-- TASK PROMPT --
Down to the last line, reproduce the data that follows, but skip the pictures.

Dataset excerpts
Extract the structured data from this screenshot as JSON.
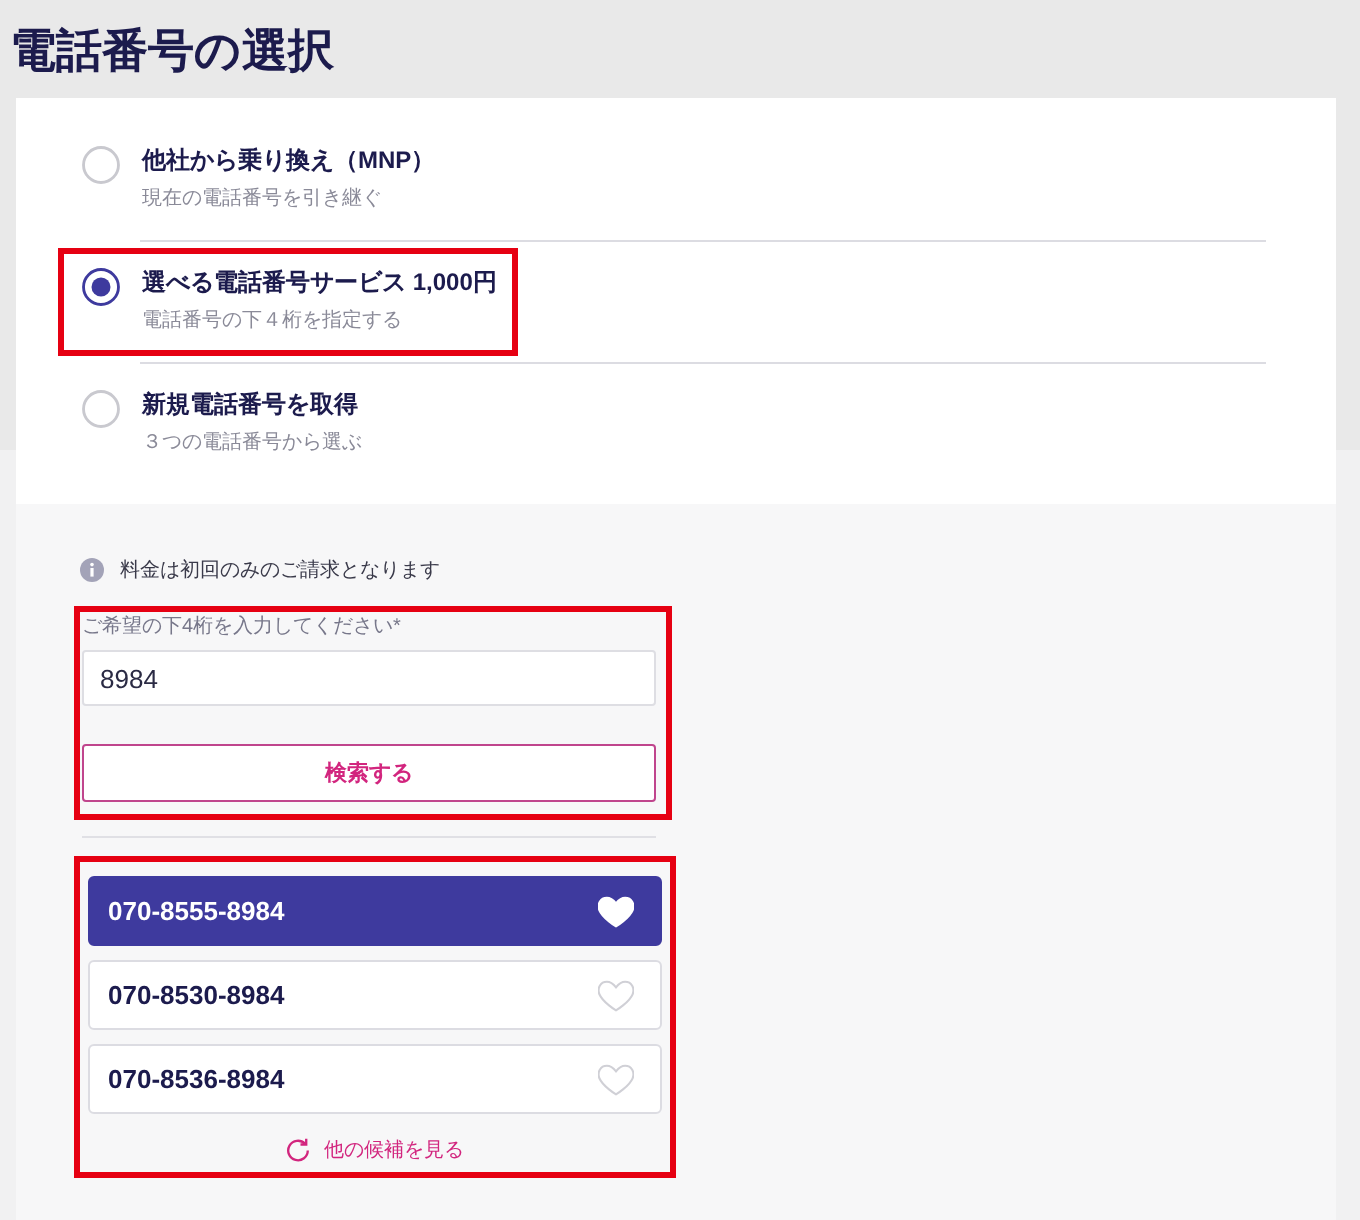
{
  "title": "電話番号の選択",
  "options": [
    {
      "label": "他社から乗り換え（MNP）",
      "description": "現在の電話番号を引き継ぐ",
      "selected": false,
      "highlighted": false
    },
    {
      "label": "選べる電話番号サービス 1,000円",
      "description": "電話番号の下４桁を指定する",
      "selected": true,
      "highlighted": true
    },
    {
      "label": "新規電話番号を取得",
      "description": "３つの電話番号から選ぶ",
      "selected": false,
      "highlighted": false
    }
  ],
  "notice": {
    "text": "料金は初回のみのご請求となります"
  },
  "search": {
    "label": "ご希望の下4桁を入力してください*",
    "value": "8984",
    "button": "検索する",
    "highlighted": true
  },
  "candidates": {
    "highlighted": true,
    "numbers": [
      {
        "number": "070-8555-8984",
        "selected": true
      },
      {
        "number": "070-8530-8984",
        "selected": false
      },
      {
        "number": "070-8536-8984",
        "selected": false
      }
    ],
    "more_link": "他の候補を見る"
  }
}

-- RESPONSE TO THIS TASK --
Extract the structured data from this screenshot as JSON.
{
  "title": "電話番号の選択",
  "options": [
    {
      "label": "他社から乗り換え（MNP）",
      "description": "現在の電話番号を引き継ぐ",
      "selected": false,
      "highlighted": false
    },
    {
      "label": "選べる電話番号サービス 1,000円",
      "description": "電話番号の下４桁を指定する",
      "selected": true,
      "highlighted": true
    },
    {
      "label": "新規電話番号を取得",
      "description": "３つの電話番号から選ぶ",
      "selected": false,
      "highlighted": false
    }
  ],
  "notice": {
    "text": "料金は初回のみのご請求となります"
  },
  "search": {
    "label": "ご希望の下4桁を入力してください*",
    "value": "8984",
    "button": "検索する",
    "highlighted": true
  },
  "candidates": {
    "highlighted": true,
    "numbers": [
      {
        "number": "070-8555-8984",
        "selected": true
      },
      {
        "number": "070-8530-8984",
        "selected": false
      },
      {
        "number": "070-8536-8984",
        "selected": false
      }
    ],
    "more_link": "他の候補を見る"
  }
}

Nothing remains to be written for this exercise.